This fall as Starbucks rolls out more of its new cloud-based Digital Flywheel program, backed by artificial intelligence (AI), the chain's regulars will find their every java wish ready to be fulfilled and, the food and drink items you haven't yet thought about presented to you as what you're most likely to want next.

So targeted is the technology behind this program that, if the weather is sunny, you'll get a different suggestion than if the day is rainy. Or expect suggestions to vary on the weekend or a holiday, as opposed to a regular workday. If it's your birthday, Starbucks will offer a personalized birthday selection. If you patronize a Starbucks other than you're regular haunt, Starbucks will know that too.

Like it or not, what Starbucks has developed represents a smart melding of technology into e-commerce tools that will pay off long term for the company and drive sales, Brian Solis, a principal analyst and futurist at Altimeter, told TheStreet in an interview.

"Starbucks is one of the best companies in the world that connects brand, user and consumer experience between digital mobile and the real world," said Solis. " They are still pushing forward, rolling out their Digital Flywheel strategy to be more dynamic to further integrate digital and real world."

Matthew Ryan, global chief strategy officer at Starbucks, said during an earnings call on Thursday, July 27, that the personalization technology behind Digital Flywheel will allow the company to offer exclusive benefits to subsets of customers and put forth new ways to order. He said the program offers "real-time triggers and push[es] notifications to engage customers more deeply, building on the momentum that is generating the higher spend per members."  

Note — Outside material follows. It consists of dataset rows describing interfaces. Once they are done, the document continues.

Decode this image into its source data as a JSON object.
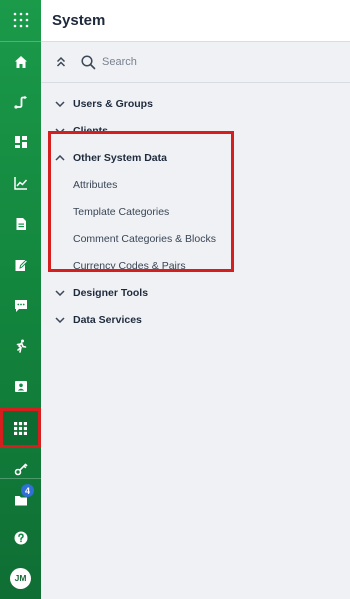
{
  "header": {
    "title": "System"
  },
  "toolbar": {
    "search_placeholder": "Search"
  },
  "tree": {
    "users_groups": "Users & Groups",
    "clients": "Clients",
    "other_system_data": {
      "label": "Other System Data",
      "children": [
        "Attributes",
        "Template Categories",
        "Comment Categories & Blocks",
        "Currency Codes & Pairs"
      ]
    },
    "designer_tools": "Designer Tools",
    "data_services": "Data Services"
  },
  "rail": {
    "notifications_count": "4",
    "user_initials": "JM",
    "active_item": "apps"
  },
  "colors": {
    "rail_green": "#1b9a4a",
    "highlight_red": "#d51f1f",
    "badge_blue": "#2f6fd6"
  }
}
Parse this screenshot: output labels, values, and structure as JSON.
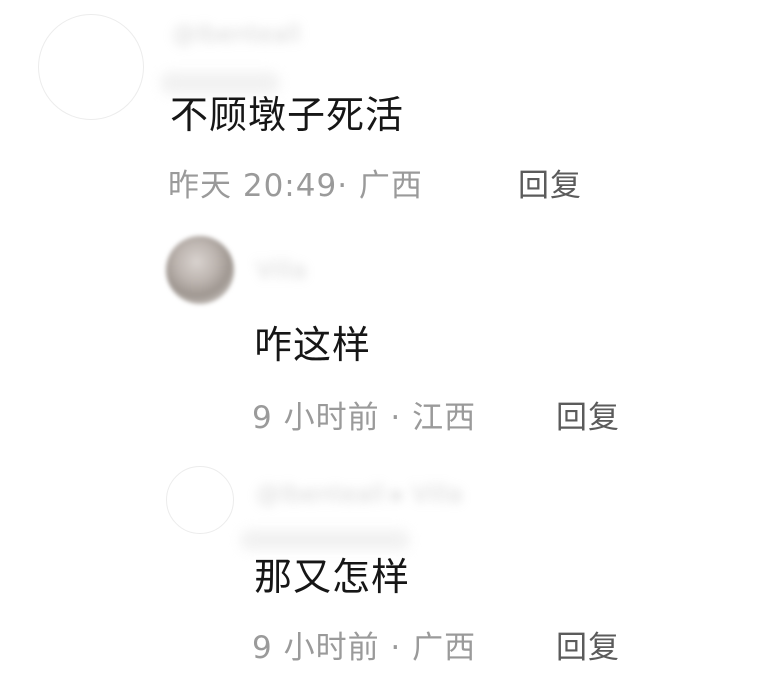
{
  "comments": [
    {
      "username": "@Ibenteall",
      "text": "不顾墩子死活",
      "meta": "昨天 20:49· 广西",
      "reply_label": "回复"
    },
    {
      "username": "Villa",
      "text": "咋这样",
      "meta": "9 小时前 · 江西",
      "reply_label": "回复"
    },
    {
      "username": "@Ibenteall ▸ Villa",
      "text": "那又怎样",
      "meta": "9 小时前 · 广西",
      "reply_label": "回复"
    }
  ]
}
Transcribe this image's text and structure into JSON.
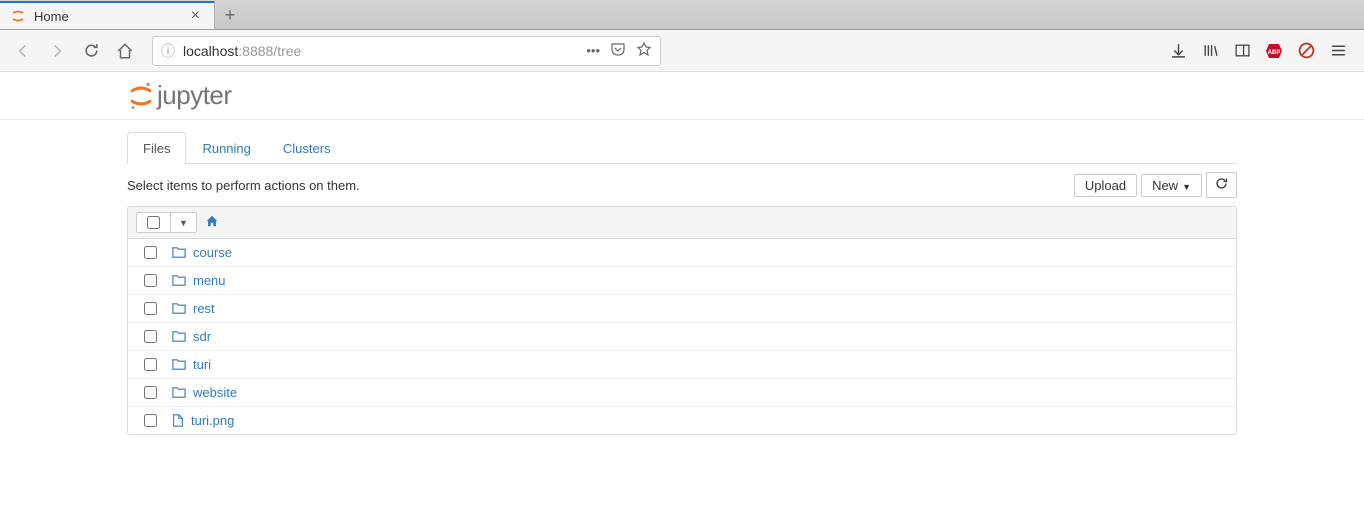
{
  "browser": {
    "tab_title": "Home",
    "url_host": "localhost",
    "url_rest": ":8888/tree"
  },
  "jupyter": {
    "logo_text": "jupyter",
    "tabs": {
      "files": "Files",
      "running": "Running",
      "clusters": "Clusters"
    },
    "hint": "Select items to perform actions on them.",
    "actions": {
      "upload": "Upload",
      "new": "New"
    },
    "items": [
      {
        "name": "course",
        "type": "folder"
      },
      {
        "name": "menu",
        "type": "folder"
      },
      {
        "name": "rest",
        "type": "folder"
      },
      {
        "name": "sdr",
        "type": "folder"
      },
      {
        "name": "turi",
        "type": "folder"
      },
      {
        "name": "website",
        "type": "folder"
      },
      {
        "name": "turi.png",
        "type": "file"
      }
    ]
  }
}
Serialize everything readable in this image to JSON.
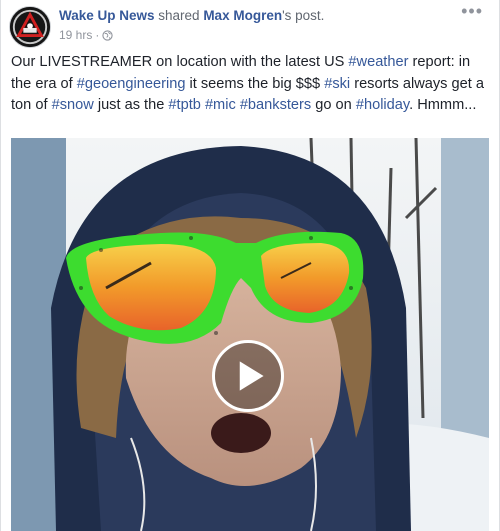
{
  "post": {
    "page_name": "Wake Up News",
    "shared_text": " shared ",
    "original_author": "Max Mogren",
    "possessive": "'s post.",
    "timestamp": "19 hrs",
    "separator": "·",
    "more_label": "•••",
    "text_segments": [
      {
        "type": "text",
        "value": "Our LIVESTREAMER on location with the latest US "
      },
      {
        "type": "tag",
        "value": "#weather"
      },
      {
        "type": "text",
        "value": " report: in the era of "
      },
      {
        "type": "tag",
        "value": "#geoengineering"
      },
      {
        "type": "text",
        "value": " it seems the big $$$ "
      },
      {
        "type": "tag",
        "value": "#ski"
      },
      {
        "type": "text",
        "value": " resorts always get a ton of "
      },
      {
        "type": "tag",
        "value": "#snow"
      },
      {
        "type": "text",
        "value": " just as the "
      },
      {
        "type": "tag",
        "value": "#tptb"
      },
      {
        "type": "text",
        "value": " "
      },
      {
        "type": "tag",
        "value": "#mic"
      },
      {
        "type": "text",
        "value": " "
      },
      {
        "type": "tag",
        "value": "#banksters"
      },
      {
        "type": "text",
        "value": " go on "
      },
      {
        "type": "tag",
        "value": "#holiday"
      },
      {
        "type": "text",
        "value": ". Hmmm..."
      }
    ]
  },
  "icons": {
    "privacy": "globe-icon",
    "play": "play-icon",
    "avatar": "page-avatar"
  },
  "colors": {
    "link": "#365899",
    "meta": "#90949c",
    "text": "#1d2129",
    "sunglasses_frame": "#3ddc2f",
    "lens": "#f5a623"
  }
}
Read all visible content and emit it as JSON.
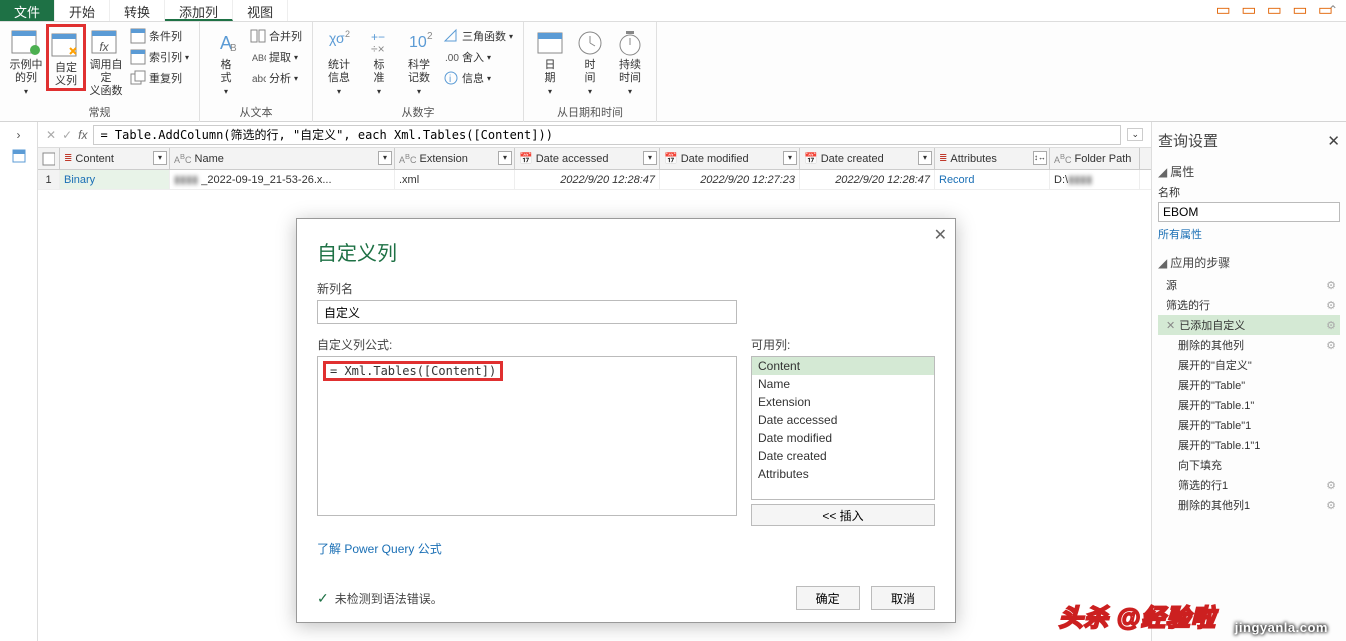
{
  "menubar": {
    "file": "文件",
    "home": "开始",
    "transform": "转换",
    "addcol": "添加列",
    "view": "视图"
  },
  "ribbon": {
    "group_general": {
      "label": "常规",
      "example_col": "示例中\n的列",
      "custom_col": "自定\n义列",
      "invoke_func": "调用自定\n义函数",
      "cond_col": "条件列",
      "index_col": "索引列",
      "dup_col": "重复列"
    },
    "group_text": {
      "label": "从文本",
      "format": "格\n式",
      "merge": "合并列",
      "extract": "提取",
      "parse": "分析"
    },
    "group_number": {
      "label": "从数字",
      "stats": "统计\n信息",
      "standard": "标\n准",
      "scientific": "科学\n记数",
      "info": "信息",
      "trig": "三角函数",
      "round": "舍入"
    },
    "group_datetime": {
      "label": "从日期和时间",
      "date": "日\n期",
      "time": "时\n间",
      "duration": "持续\n时间"
    }
  },
  "formula_bar": {
    "formula": "= Table.AddColumn(筛选的行, \"自定义\", each Xml.Tables([Content]))"
  },
  "grid": {
    "headers": {
      "rownum": "",
      "content": "Content",
      "name": "Name",
      "extension": "Extension",
      "date_accessed": "Date accessed",
      "date_modified": "Date modified",
      "date_created": "Date created",
      "attributes": "Attributes",
      "folder_path": "Folder Path"
    },
    "rows": [
      {
        "num": "1",
        "content": "Binary",
        "name": "_2022-09-19_21-53-26.x...",
        "extension": ".xml",
        "date_accessed": "2022/9/20 12:28:47",
        "date_modified": "2022/9/20 12:27:23",
        "date_created": "2022/9/20 12:28:47",
        "attributes": "Record",
        "folder_path": "D:\\"
      }
    ]
  },
  "dialog": {
    "title": "自定义列",
    "new_col_label": "新列名",
    "new_col_value": "自定义",
    "formula_label": "自定义列公式:",
    "formula_value": "= Xml.Tables([Content])",
    "avail_label": "可用列:",
    "avail": [
      "Content",
      "Name",
      "Extension",
      "Date accessed",
      "Date modified",
      "Date created",
      "Attributes"
    ],
    "insert": "<< 插入",
    "learn_link": "了解 Power Query 公式",
    "status": "未检测到语法错误。",
    "ok": "确定",
    "cancel": "取消"
  },
  "right_panel": {
    "title": "查询设置",
    "props": "属性",
    "name_label": "名称",
    "name_value": "EBOM",
    "all_props": "所有属性",
    "steps_label": "应用的步骤",
    "steps": [
      {
        "t": "源",
        "g": true
      },
      {
        "t": "筛选的行",
        "g": true
      },
      {
        "t": "已添加自定义",
        "sel": true,
        "x": true,
        "g": true
      },
      {
        "t": "删除的其他列",
        "indent": true,
        "g": true
      },
      {
        "t": "展开的\"自定义\"",
        "indent": true
      },
      {
        "t": "展开的\"Table\"",
        "indent": true
      },
      {
        "t": "展开的\"Table.1\"",
        "indent": true
      },
      {
        "t": "展开的\"Table\"1",
        "indent": true
      },
      {
        "t": "展开的\"Table.1\"1",
        "indent": true
      },
      {
        "t": "向下填充",
        "indent": true
      },
      {
        "t": "筛选的行1",
        "indent": true,
        "g": true
      },
      {
        "t": "删除的其他列1",
        "indent": true,
        "g": true
      }
    ]
  },
  "watermark": {
    "site": "jingyanla.com",
    "brand": "头杀 @经验啦"
  }
}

In spite of this push, Starbucks has been challenged, according to Stifel analyst Mark Astrachan in a note on Thursday, in which he downgraded the stock to hold from buy.

"Starbucks estimates mobile customers, which are among its most productive, account for 8-9 million of the 13 million MSR [My Starbucks Rewards] members," wrote Astrachan in the note. "We estimate mobile transactions per store growth is slowing, up mid-teens y/y for the last two quarters and decelerating on 2-year basis. Non-mobile transactions per store, accounting for about 2.5x more transactions than those via mobile, has declined low double-digits for the past four quarters, with the two-year CAGR [compound annual growth rate] decelerating for the past seven quarters."

Meanwhile, Starbucks shares plunged nearly 10% on Friday to $54 a share.

Solis is a fan of Starbucks, who sees it as a technology company as much as anything else, with solid growth potential. Any downward moves, he contends, are typical growing pains of an innovator and disruptor. "The fact that the stock has tumbled is a reflection of what happens in the face of disruption," he said. "Shareholders tend to want shorter-term results, versus longer-term investments." 

"Mobile is one of many promises in which Starbucks is going to grow," Solis added. "That is because we are on the forefront of a new movement in consumer engagement, which marries mobile, loyalty and sales with AI to deliver extreme personalization, which Starbucks, is priming itself for and consumers are going to start demanding more."

Being that this is a Sunday, Starbucks thinks you might like to splurge a bit, say on a chewy chocolate cookie with that decaf cappuccino you always order. Of course, you were about to think that too, right?